Extracted records
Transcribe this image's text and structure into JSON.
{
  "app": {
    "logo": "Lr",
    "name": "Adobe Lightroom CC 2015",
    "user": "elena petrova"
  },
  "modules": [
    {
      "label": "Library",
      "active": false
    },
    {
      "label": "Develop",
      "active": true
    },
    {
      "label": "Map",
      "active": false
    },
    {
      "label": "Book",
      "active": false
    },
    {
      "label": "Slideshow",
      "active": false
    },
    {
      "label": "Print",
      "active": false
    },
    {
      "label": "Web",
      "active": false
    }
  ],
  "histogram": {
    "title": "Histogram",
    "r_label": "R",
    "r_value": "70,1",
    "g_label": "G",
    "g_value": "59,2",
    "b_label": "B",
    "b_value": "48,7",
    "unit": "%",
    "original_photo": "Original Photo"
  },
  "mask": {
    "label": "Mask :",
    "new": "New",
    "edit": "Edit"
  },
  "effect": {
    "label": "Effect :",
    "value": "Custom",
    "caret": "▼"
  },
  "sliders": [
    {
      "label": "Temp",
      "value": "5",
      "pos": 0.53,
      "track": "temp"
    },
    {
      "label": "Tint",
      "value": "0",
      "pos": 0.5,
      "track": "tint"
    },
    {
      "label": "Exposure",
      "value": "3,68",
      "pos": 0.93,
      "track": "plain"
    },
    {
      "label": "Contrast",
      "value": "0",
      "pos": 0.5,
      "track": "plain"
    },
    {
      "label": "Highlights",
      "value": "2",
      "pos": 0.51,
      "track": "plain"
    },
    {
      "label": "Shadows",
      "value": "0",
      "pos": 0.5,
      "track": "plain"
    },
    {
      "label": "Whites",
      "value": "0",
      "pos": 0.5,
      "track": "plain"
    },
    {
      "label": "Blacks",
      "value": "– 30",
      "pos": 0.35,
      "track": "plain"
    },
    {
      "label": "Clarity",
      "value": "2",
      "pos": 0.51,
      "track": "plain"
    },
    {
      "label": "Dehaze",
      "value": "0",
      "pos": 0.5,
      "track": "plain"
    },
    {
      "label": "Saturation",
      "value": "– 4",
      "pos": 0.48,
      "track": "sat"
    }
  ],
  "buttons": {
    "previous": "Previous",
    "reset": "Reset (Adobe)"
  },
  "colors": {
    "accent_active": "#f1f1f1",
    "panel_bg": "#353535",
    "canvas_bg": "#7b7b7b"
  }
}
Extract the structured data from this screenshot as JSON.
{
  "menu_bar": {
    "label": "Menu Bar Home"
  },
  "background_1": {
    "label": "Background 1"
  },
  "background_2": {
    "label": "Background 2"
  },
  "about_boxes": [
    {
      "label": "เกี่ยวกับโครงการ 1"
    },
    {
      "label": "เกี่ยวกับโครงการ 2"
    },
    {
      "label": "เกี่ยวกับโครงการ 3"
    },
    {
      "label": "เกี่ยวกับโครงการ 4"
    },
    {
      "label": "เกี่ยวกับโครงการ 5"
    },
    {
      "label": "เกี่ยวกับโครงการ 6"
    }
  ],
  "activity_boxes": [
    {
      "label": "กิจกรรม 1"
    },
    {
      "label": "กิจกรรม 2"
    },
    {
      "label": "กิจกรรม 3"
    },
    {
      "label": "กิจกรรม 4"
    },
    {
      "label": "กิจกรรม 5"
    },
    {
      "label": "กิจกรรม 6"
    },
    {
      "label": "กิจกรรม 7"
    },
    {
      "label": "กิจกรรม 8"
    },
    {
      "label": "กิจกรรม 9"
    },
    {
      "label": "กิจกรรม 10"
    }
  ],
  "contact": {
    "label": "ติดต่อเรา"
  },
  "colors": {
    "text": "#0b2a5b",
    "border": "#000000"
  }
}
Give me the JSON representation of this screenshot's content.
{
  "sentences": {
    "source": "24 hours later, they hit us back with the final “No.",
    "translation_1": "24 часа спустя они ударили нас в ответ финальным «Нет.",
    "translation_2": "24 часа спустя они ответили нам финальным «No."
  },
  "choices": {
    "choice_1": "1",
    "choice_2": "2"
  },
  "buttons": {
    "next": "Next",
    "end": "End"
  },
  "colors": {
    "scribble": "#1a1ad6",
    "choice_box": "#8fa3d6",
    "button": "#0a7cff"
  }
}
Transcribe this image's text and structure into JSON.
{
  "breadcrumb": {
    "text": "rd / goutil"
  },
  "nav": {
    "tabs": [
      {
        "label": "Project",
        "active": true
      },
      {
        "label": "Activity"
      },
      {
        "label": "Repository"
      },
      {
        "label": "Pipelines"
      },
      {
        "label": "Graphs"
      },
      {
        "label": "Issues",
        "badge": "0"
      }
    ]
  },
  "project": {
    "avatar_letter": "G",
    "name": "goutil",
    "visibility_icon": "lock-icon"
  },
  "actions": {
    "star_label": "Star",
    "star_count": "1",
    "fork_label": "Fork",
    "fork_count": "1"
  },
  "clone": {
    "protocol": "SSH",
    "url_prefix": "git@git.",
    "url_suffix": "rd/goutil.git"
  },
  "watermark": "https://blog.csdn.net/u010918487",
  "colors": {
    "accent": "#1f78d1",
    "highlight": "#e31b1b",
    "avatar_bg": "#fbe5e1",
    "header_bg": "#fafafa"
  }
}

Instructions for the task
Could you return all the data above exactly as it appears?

Response to the task
Transcribe this image's text and structure into JSON.
{
  "app": {
    "logo": "Lr",
    "name": "Adobe Lightroom CC 2015",
    "user": "elena petrova"
  },
  "modules": [
    {
      "label": "Library",
      "active": false
    },
    {
      "label": "Develop",
      "active": true
    },
    {
      "label": "Map",
      "active": false
    },
    {
      "label": "Book",
      "active": false
    },
    {
      "label": "Slideshow",
      "active": false
    },
    {
      "label": "Print",
      "active": false
    },
    {
      "label": "Web",
      "active": false
    }
  ],
  "histogram": {
    "title": "Histogram",
    "r_label": "R",
    "r_value": "70,1",
    "g_label": "G",
    "g_value": "59,2",
    "b_label": "B",
    "b_value": "48,7",
    "unit": "%",
    "original_photo": "Original Photo"
  },
  "mask": {
    "label": "Mask :",
    "new": "New",
    "edit": "Edit"
  },
  "effect": {
    "label": "Effect :",
    "value": "Custom",
    "caret": "▼"
  },
  "sliders": [
    {
      "label": "Temp",
      "value": "5",
      "pos": 0.53,
      "track": "temp"
    },
    {
      "label": "Tint",
      "value": "0",
      "pos": 0.5,
      "track": "tint"
    },
    {
      "label": "Exposure",
      "value": "3,68",
      "pos": 0.93,
      "track": "plain"
    },
    {
      "label": "Contrast",
      "value": "0",
      "pos": 0.5,
      "track": "plain"
    },
    {
      "label": "Highlights",
      "value": "2",
      "pos": 0.51,
      "track": "plain"
    },
    {
      "label": "Shadows",
      "value": "0",
      "pos": 0.5,
      "track": "plain"
    },
    {
      "label": "Whites",
      "value": "0",
      "pos": 0.5,
      "track": "plain"
    },
    {
      "label": "Blacks",
      "value": "– 30",
      "pos": 0.35,
      "track": "plain"
    },
    {
      "label": "Clarity",
      "value": "2",
      "pos": 0.51,
      "track": "plain"
    },
    {
      "label": "Dehaze",
      "value": "0",
      "pos": 0.5,
      "track": "plain"
    },
    {
      "label": "Saturation",
      "value": "– 4",
      "pos": 0.48,
      "track": "sat"
    }
  ],
  "buttons": {
    "previous": "Previous",
    "reset": "Reset (Adobe)"
  },
  "colors": {
    "accent_active": "#f1f1f1",
    "panel_bg": "#353535",
    "canvas_bg": "#7b7b7b"
  }
}
Extract the structured data from this screenshot as JSON.
{
  "menu_bar": {
    "label": "Menu Bar Home"
  },
  "background_1": {
    "label": "Background 1"
  },
  "background_2": {
    "label": "Background 2"
  },
  "about_boxes": [
    {
      "label": "เกี่ยวกับโครงการ 1"
    },
    {
      "label": "เกี่ยวกับโครงการ 2"
    },
    {
      "label": "เกี่ยวกับโครงการ 3"
    },
    {
      "label": "เกี่ยวกับโครงการ 4"
    },
    {
      "label": "เกี่ยวกับโครงการ 5"
    },
    {
      "label": "เกี่ยวกับโครงการ 6"
    }
  ],
  "activity_boxes": [
    {
      "label": "กิจกรรม 1"
    },
    {
      "label": "กิจกรรม 2"
    },
    {
      "label": "กิจกรรม 3"
    },
    {
      "label": "กิจกรรม 4"
    },
    {
      "label": "กิจกรรม 5"
    },
    {
      "label": "กิจกรรม 6"
    },
    {
      "label": "กิจกรรม 7"
    },
    {
      "label": "กิจกรรม 8"
    },
    {
      "label": "กิจกรรม 9"
    },
    {
      "label": "กิจกรรม 10"
    }
  ],
  "contact": {
    "label": "ติดต่อเรา"
  },
  "colors": {
    "text": "#0b2a5b",
    "border": "#000000"
  }
}
Give me the JSON representation of this screenshot's content.
{
  "sentences": {
    "source": "24 hours later, they hit us back with the final “No.",
    "translation_1": "24 часа спустя они ударили нас в ответ финальным «Нет.",
    "translation_2": "24 часа спустя они ответили нам финальным «No."
  },
  "choices": {
    "choice_1": "1",
    "choice_2": "2"
  },
  "buttons": {
    "next": "Next",
    "end": "End"
  },
  "colors": {
    "scribble": "#1a1ad6",
    "choice_box": "#8fa3d6",
    "button": "#0a7cff"
  }
}
Transcribe this image's text and structure into JSON.
{
  "breadcrumb": {
    "text": "rd / goutil"
  },
  "nav": {
    "tabs": [
      {
        "label": "Project",
        "active": true
      },
      {
        "label": "Activity"
      },
      {
        "label": "Repository"
      },
      {
        "label": "Pipelines"
      },
      {
        "label": "Graphs"
      },
      {
        "label": "Issues",
        "badge": "0"
      }
    ]
  },
  "project": {
    "avatar_letter": "G",
    "name": "goutil",
    "visibility_icon": "lock-icon"
  },
  "actions": {
    "star_label": "Star",
    "star_count": "1",
    "fork_label": "Fork",
    "fork_count": "1"
  },
  "clone": {
    "protocol": "SSH",
    "url_prefix": "git@git.",
    "url_suffix": "rd/goutil.git"
  },
  "watermark": "https://blog.csdn.net/u010918487",
  "colors": {
    "accent": "#1f78d1",
    "highlight": "#e31b1b",
    "avatar_bg": "#fbe5e1",
    "header_bg": "#fafafa"
  }
}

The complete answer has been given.